WASHINGTON Any proposed legislation that separates basic training by gender would be a major step backward, countering 50 years of social progress in the Air Force, the commander of Air Education And Training Command told a Senate panel June 5.
"The dichotomy of separate but equal simply does not work," Gen. Lloyd W. "Fig" Newton told members of the Senate Armed Services Subcommittee on Personnel. "Ultimately, we must form a single Air Force team composed of both men and women.
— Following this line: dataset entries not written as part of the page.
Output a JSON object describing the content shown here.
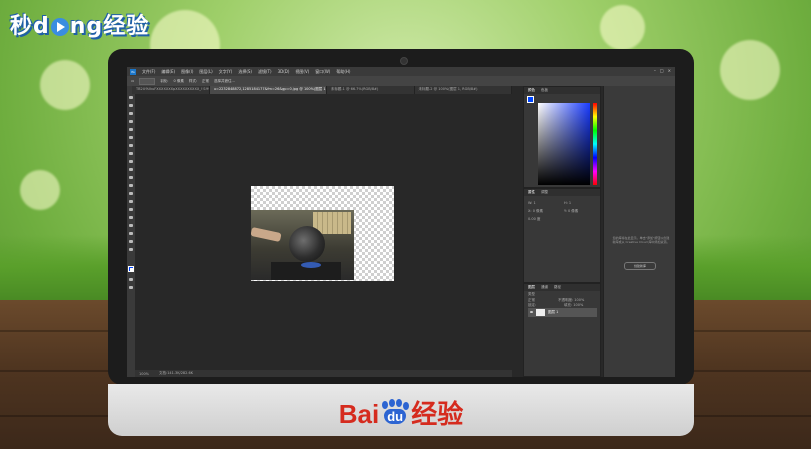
{
  "watermark_top": {
    "prefix": "秒",
    "mid": "ng",
    "suffix": "经验",
    "d": "d"
  },
  "monitor_brand": {
    "bai": "Bai",
    "du": "du",
    "jingyan": "经验"
  },
  "ps": {
    "app_icon": "Ps",
    "menu": [
      "文件(F)",
      "编辑(E)",
      "图像(I)",
      "图层(L)",
      "文字(Y)",
      "选择(S)",
      "滤镜(T)",
      "3D(D)",
      "视图(V)",
      "窗口(W)",
      "帮助(H)"
    ],
    "window_controls": [
      "–",
      "□",
      "×"
    ],
    "options": {
      "feather_label": "羽化:",
      "feather_value": "0 像素",
      "style_label": "样式:",
      "style_value": "正常",
      "select_btn": "选择并遮住..."
    },
    "tabs": [
      {
        "label": "TB2U9UkuFXXXXXXXpXXXXXXXXXX_!!1993299995.jpg @ 100%(图层 1, RGB/8#)"
      },
      {
        "label": "u=2232848872,1285184177&fm=26&gp=0.jpg @ 100%(图层 1, RGB/8#)",
        "active": true
      },
      {
        "label": "未标题-1 @ 66.7%(RGB/8#)"
      },
      {
        "label": "未标题-2 @ 100%(图层 1, RGB/8#)"
      }
    ],
    "status": {
      "zoom": "100%",
      "doc": "文档:141.3K/282.6K"
    },
    "color_panel": {
      "tabs": [
        "颜色",
        "色板"
      ]
    },
    "properties_panel": {
      "tabs": [
        "属性",
        "调整"
      ],
      "fields": [
        "W: 1",
        "H: 1",
        "X: 0 像素",
        "Y: 0 像素",
        "0.00 度"
      ]
    },
    "layers_panel": {
      "tabs": [
        "图层",
        "通道",
        "路径"
      ],
      "kind": "类型",
      "blend": "正常",
      "opacity": "不透明度: 100%",
      "lock": "锁定:",
      "fill": "填充: 100%",
      "layer_name": "图层 1"
    },
    "libraries": {
      "message": "您的库将在此显示。单击\"添加\"按钮以创建新库或从 Creative Cloud 库中添加资源。",
      "button": "创建新库"
    }
  },
  "colors": {
    "ps_blue": "#1b76c9",
    "baidu_red": "#d52b1e",
    "baidu_blue": "#2c64d2",
    "foreground": "#0046ff"
  }
}
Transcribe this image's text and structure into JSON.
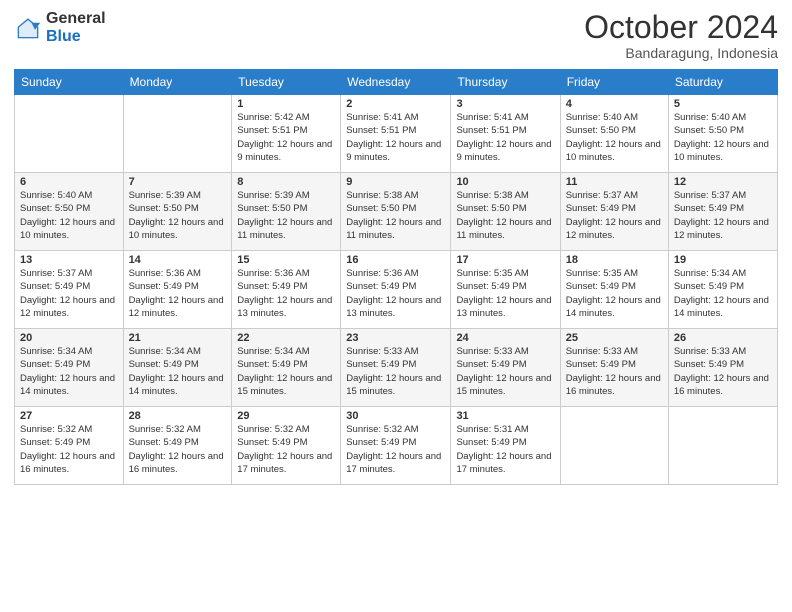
{
  "logo": {
    "general": "General",
    "blue": "Blue"
  },
  "header": {
    "month": "October 2024",
    "location": "Bandaragung, Indonesia"
  },
  "days_of_week": [
    "Sunday",
    "Monday",
    "Tuesday",
    "Wednesday",
    "Thursday",
    "Friday",
    "Saturday"
  ],
  "weeks": [
    [
      {
        "day": "",
        "info": ""
      },
      {
        "day": "",
        "info": ""
      },
      {
        "day": "1",
        "info": "Sunrise: 5:42 AM\nSunset: 5:51 PM\nDaylight: 12 hours and 9 minutes."
      },
      {
        "day": "2",
        "info": "Sunrise: 5:41 AM\nSunset: 5:51 PM\nDaylight: 12 hours and 9 minutes."
      },
      {
        "day": "3",
        "info": "Sunrise: 5:41 AM\nSunset: 5:51 PM\nDaylight: 12 hours and 9 minutes."
      },
      {
        "day": "4",
        "info": "Sunrise: 5:40 AM\nSunset: 5:50 PM\nDaylight: 12 hours and 10 minutes."
      },
      {
        "day": "5",
        "info": "Sunrise: 5:40 AM\nSunset: 5:50 PM\nDaylight: 12 hours and 10 minutes."
      }
    ],
    [
      {
        "day": "6",
        "info": "Sunrise: 5:40 AM\nSunset: 5:50 PM\nDaylight: 12 hours and 10 minutes."
      },
      {
        "day": "7",
        "info": "Sunrise: 5:39 AM\nSunset: 5:50 PM\nDaylight: 12 hours and 10 minutes."
      },
      {
        "day": "8",
        "info": "Sunrise: 5:39 AM\nSunset: 5:50 PM\nDaylight: 12 hours and 11 minutes."
      },
      {
        "day": "9",
        "info": "Sunrise: 5:38 AM\nSunset: 5:50 PM\nDaylight: 12 hours and 11 minutes."
      },
      {
        "day": "10",
        "info": "Sunrise: 5:38 AM\nSunset: 5:50 PM\nDaylight: 12 hours and 11 minutes."
      },
      {
        "day": "11",
        "info": "Sunrise: 5:37 AM\nSunset: 5:49 PM\nDaylight: 12 hours and 12 minutes."
      },
      {
        "day": "12",
        "info": "Sunrise: 5:37 AM\nSunset: 5:49 PM\nDaylight: 12 hours and 12 minutes."
      }
    ],
    [
      {
        "day": "13",
        "info": "Sunrise: 5:37 AM\nSunset: 5:49 PM\nDaylight: 12 hours and 12 minutes."
      },
      {
        "day": "14",
        "info": "Sunrise: 5:36 AM\nSunset: 5:49 PM\nDaylight: 12 hours and 12 minutes."
      },
      {
        "day": "15",
        "info": "Sunrise: 5:36 AM\nSunset: 5:49 PM\nDaylight: 12 hours and 13 minutes."
      },
      {
        "day": "16",
        "info": "Sunrise: 5:36 AM\nSunset: 5:49 PM\nDaylight: 12 hours and 13 minutes."
      },
      {
        "day": "17",
        "info": "Sunrise: 5:35 AM\nSunset: 5:49 PM\nDaylight: 12 hours and 13 minutes."
      },
      {
        "day": "18",
        "info": "Sunrise: 5:35 AM\nSunset: 5:49 PM\nDaylight: 12 hours and 14 minutes."
      },
      {
        "day": "19",
        "info": "Sunrise: 5:34 AM\nSunset: 5:49 PM\nDaylight: 12 hours and 14 minutes."
      }
    ],
    [
      {
        "day": "20",
        "info": "Sunrise: 5:34 AM\nSunset: 5:49 PM\nDaylight: 12 hours and 14 minutes."
      },
      {
        "day": "21",
        "info": "Sunrise: 5:34 AM\nSunset: 5:49 PM\nDaylight: 12 hours and 14 minutes."
      },
      {
        "day": "22",
        "info": "Sunrise: 5:34 AM\nSunset: 5:49 PM\nDaylight: 12 hours and 15 minutes."
      },
      {
        "day": "23",
        "info": "Sunrise: 5:33 AM\nSunset: 5:49 PM\nDaylight: 12 hours and 15 minutes."
      },
      {
        "day": "24",
        "info": "Sunrise: 5:33 AM\nSunset: 5:49 PM\nDaylight: 12 hours and 15 minutes."
      },
      {
        "day": "25",
        "info": "Sunrise: 5:33 AM\nSunset: 5:49 PM\nDaylight: 12 hours and 16 minutes."
      },
      {
        "day": "26",
        "info": "Sunrise: 5:33 AM\nSunset: 5:49 PM\nDaylight: 12 hours and 16 minutes."
      }
    ],
    [
      {
        "day": "27",
        "info": "Sunrise: 5:32 AM\nSunset: 5:49 PM\nDaylight: 12 hours and 16 minutes."
      },
      {
        "day": "28",
        "info": "Sunrise: 5:32 AM\nSunset: 5:49 PM\nDaylight: 12 hours and 16 minutes."
      },
      {
        "day": "29",
        "info": "Sunrise: 5:32 AM\nSunset: 5:49 PM\nDaylight: 12 hours and 17 minutes."
      },
      {
        "day": "30",
        "info": "Sunrise: 5:32 AM\nSunset: 5:49 PM\nDaylight: 12 hours and 17 minutes."
      },
      {
        "day": "31",
        "info": "Sunrise: 5:31 AM\nSunset: 5:49 PM\nDaylight: 12 hours and 17 minutes."
      },
      {
        "day": "",
        "info": ""
      },
      {
        "day": "",
        "info": ""
      }
    ]
  ]
}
And the best way to accomplish this is to start on day one."
Newton's comments came during a session on "gender-integrated military training." He told lawmakers that since the Air Force began integrated enlisted training in 1976, more than 2.1 million male and female enlisted recruits have trained side by side in basic and follow-on technical training.
"Members of those initial graduating classes now constitute our senior enlisted grades, and today they are performing exceptionally well," Newton said.
"The single most important element in our basic training process is the military training instructor," Newton said. "We mint our MTIs very carefully. The MTIs live the standards we expect our young recruits to meet."
Newton said that there are some who would like to see the military change "a system that has withstood the test of time."
At issue is the problem of sexual harassment, and although the problem exists in American society, the Air Force has been successful in creating a training environment and service culture that effectively address the issue, Newton said.
Recruits learn from the start Air Force's "zero tolerance" policy on sexual harassment and receive several briefings on related Air Force policies -- including discrimination -- and are made aware of all avenues available to file complaints, according to Newton.
He pointed out that in the past four years, there have been just four confirmed incidents of sexual harassment leveled against MTIs at Lackland Air Force, Texas. All four MTIs were "removed from duty and punished appropriately," he said.
"I assure you these isolated breaches of faith are the exception, and they do not paint a true picture of our professional MTI corps," he said.
Before considering any changes to gender integrated training, Newton encouraged lawmakers to visit Lackland Air Force Base to see the operation and talk directly to recruits and MTIs.
He guaranteed they would be pleased with the results of such a visit.